POSTED: Wednesday, August 14, 2013 - 5:16am
UPDATED: Wednesday, August 14, 2013 - 8:10am
BIRMINGHAM, Alabama (CNN) — The pilot and co-pilot of a UPS cargo flight died Wednesday when the Airbus A300 they were flying crashed on approach to the Birmingham, Alabama, airport, Mayor William Bell said.
The plane, which took off from Louisville, Kentucky, went down around 4:45 a.m. (5:45 a.m. ET), according to airport officials. It crashed on a street that runs parallel to the Birmingham-Shuttlesworth International Airport, Bell said.
The location is about 1/2 mile north of the runway, FAA spokeswoman Kathleen Bergen told CNN.
Witnesses reported hearing "a large boom" followed by several other explosions, CNN affiliate WVTM reported.
No buildings were hit and no one on the ground was injured, Bell said.
However, Alabama Power cut electricity to about 140 buildings near the crash site as a precaution, utility spokesman Michael Sznajderman told CNN.
"This incident is very unfortunate, and our thoughts and prayers are with those involved," UPS Airlines President Mitch Nichols said in a statement.

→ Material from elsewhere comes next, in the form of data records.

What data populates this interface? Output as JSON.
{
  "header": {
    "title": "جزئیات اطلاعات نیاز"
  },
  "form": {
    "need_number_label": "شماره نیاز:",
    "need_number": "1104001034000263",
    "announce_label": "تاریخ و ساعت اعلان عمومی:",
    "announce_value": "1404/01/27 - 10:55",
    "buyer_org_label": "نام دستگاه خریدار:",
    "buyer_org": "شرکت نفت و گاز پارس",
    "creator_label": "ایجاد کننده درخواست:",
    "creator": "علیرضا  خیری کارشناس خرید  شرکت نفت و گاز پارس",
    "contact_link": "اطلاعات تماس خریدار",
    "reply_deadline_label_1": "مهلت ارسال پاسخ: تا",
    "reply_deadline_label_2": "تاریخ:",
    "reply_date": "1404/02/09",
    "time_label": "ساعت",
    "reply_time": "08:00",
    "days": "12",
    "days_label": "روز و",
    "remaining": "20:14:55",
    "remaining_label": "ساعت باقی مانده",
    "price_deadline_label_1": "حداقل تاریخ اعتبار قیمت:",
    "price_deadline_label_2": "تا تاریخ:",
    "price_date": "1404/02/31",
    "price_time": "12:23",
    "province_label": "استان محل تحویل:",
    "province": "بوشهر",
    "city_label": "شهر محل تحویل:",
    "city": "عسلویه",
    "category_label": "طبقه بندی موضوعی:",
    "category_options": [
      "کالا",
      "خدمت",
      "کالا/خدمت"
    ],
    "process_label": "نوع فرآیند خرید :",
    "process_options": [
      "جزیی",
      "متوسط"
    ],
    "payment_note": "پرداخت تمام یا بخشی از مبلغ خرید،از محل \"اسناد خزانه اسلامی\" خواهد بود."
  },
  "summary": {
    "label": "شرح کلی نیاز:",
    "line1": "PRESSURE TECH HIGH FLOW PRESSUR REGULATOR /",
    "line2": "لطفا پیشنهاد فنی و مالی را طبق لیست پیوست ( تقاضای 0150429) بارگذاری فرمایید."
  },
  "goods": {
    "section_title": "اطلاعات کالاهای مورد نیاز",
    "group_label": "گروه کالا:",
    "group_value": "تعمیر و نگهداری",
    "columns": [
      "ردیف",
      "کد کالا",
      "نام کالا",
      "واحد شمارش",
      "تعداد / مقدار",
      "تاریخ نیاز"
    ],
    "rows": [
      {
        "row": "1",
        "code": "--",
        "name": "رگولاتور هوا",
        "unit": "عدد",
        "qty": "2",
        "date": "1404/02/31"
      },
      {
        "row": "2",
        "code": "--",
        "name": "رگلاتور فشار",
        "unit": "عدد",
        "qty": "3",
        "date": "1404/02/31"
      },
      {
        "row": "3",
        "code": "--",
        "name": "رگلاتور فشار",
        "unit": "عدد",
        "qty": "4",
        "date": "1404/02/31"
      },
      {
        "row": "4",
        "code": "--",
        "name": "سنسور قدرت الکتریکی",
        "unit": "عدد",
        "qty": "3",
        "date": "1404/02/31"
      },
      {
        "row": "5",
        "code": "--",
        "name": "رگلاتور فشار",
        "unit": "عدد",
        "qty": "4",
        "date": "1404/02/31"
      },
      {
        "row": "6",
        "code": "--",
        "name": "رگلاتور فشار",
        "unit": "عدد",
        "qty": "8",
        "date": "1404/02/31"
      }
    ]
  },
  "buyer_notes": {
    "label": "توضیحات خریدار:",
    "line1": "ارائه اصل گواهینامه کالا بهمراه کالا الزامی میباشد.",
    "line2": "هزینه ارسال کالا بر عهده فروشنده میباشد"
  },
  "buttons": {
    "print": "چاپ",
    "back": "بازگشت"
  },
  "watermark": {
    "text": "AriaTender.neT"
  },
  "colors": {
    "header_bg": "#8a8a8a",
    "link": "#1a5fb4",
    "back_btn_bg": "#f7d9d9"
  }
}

What caused the jet to crash was unclear. The weather was calm at the time, Bell said. The National Transportation Safety Board said it was sending a team of investigators to the site.
The plane was one of two flights UPS sends to Birmingham each day, company spokesman Mike Mangeot told CNN affiliate WBRC.
Only UPS and FedEx fly the A300 in the United States, according to its manufacturer, Airbus. While it was once used for commercial passenger flights in the United States, the plane is now used only for cargo flights. UPS has 53 of the planes, according to Airbus. The plane that crashed Wednesday was built in 2004, according to FAA records.
Wednesday's crash is the second involving an A300 in the United States. In 2001, an American Airlines A300 crashed in the Belle Harbor neighborhood of Queens, in New York City, shortly after takeoff from John F. Kennedy International Airport.
All 260 people on board the plane, as well as five people on the ground, were killed.
The cause was ultimately attributed to pilot error, according to the NTSB, which said the first officer put excessive pressure on the rudder pedal, causing the separation of the vertical stabilizer.
The latest crash comes nearly three years after UPS's last major incident, the crash of a Boeing 747 in Dubai, United Arab Emirates, that killed two crew members.
Investigators traced the crash to a large fire in the cargo hold, which included a number of flammable lithium batteries, according to the country's General Civil Aviation Authority.
In 2006, a McDonnell Douglas DC-8 flown by UPS caught fire after landing at Philadelphia International Airport. Three crew members on the plane evacuated with minor injuries, according to NTSB records. Most of the cargo was destroyed.